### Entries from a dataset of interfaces
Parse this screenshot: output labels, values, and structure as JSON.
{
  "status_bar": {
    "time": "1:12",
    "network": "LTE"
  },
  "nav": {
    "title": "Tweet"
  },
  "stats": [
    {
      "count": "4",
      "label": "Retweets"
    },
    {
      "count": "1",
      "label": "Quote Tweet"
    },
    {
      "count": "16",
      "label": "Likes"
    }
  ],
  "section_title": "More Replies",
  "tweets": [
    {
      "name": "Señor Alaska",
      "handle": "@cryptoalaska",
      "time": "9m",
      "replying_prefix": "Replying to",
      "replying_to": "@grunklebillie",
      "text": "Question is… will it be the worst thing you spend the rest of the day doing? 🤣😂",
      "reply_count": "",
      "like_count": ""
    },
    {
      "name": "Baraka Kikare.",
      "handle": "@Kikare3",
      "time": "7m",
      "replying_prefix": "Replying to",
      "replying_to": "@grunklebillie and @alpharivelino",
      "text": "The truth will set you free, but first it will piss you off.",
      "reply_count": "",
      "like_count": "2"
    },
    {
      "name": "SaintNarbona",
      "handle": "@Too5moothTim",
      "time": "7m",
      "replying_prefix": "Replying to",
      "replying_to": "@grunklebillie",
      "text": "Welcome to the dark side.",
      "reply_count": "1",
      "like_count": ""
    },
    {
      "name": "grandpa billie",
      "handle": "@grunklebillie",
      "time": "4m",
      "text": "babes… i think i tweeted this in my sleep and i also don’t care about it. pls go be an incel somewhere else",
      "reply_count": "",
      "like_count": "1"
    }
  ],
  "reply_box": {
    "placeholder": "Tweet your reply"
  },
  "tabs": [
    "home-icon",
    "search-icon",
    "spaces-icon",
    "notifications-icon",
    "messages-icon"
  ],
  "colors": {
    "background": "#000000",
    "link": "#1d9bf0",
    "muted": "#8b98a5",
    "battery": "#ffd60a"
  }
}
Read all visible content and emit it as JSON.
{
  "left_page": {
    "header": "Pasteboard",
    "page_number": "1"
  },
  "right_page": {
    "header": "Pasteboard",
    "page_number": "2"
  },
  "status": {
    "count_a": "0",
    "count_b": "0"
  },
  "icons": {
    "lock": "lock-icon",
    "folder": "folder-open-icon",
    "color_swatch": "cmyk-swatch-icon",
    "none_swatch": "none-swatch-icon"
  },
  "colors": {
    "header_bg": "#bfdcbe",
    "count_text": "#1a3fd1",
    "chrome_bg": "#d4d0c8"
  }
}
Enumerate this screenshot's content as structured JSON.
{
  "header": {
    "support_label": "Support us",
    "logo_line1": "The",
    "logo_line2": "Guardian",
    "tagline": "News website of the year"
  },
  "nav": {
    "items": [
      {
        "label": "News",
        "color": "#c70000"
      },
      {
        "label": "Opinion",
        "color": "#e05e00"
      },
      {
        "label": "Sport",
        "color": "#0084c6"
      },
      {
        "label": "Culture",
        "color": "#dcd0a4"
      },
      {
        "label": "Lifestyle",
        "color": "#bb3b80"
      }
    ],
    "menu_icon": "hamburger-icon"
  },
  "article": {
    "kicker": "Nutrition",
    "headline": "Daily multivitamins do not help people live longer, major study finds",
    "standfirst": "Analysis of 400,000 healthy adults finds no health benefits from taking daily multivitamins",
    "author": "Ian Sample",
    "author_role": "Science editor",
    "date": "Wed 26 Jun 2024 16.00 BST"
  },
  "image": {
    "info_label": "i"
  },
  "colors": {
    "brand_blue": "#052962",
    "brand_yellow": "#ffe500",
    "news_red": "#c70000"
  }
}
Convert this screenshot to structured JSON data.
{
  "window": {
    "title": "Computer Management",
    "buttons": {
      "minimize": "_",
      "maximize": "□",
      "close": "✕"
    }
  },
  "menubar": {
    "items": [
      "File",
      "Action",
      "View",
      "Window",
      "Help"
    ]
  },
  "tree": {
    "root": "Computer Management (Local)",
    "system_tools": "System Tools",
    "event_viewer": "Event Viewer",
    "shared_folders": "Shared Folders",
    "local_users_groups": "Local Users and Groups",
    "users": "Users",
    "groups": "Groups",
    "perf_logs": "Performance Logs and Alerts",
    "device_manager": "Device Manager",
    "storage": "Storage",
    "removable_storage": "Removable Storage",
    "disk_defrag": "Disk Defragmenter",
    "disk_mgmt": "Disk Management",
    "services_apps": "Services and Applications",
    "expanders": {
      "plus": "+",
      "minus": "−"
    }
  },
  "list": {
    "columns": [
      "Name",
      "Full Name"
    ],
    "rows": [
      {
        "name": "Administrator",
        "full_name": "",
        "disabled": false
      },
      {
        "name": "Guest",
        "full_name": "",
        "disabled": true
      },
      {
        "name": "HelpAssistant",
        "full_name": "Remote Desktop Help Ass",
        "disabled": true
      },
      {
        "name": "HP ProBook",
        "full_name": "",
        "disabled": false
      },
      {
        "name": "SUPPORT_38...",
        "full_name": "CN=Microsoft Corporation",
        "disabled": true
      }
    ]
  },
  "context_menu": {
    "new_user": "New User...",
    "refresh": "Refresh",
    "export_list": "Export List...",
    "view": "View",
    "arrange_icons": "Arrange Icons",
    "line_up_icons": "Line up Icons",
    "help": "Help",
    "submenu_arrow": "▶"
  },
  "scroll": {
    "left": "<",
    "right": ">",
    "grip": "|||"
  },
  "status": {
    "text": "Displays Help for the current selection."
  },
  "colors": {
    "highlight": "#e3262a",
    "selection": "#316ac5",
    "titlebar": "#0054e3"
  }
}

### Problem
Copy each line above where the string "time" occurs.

### Response to the exercise
    "time": "1:12",
      "time": "9m",
      "time": "7m",
      "time": "7m",
      "time": "4m",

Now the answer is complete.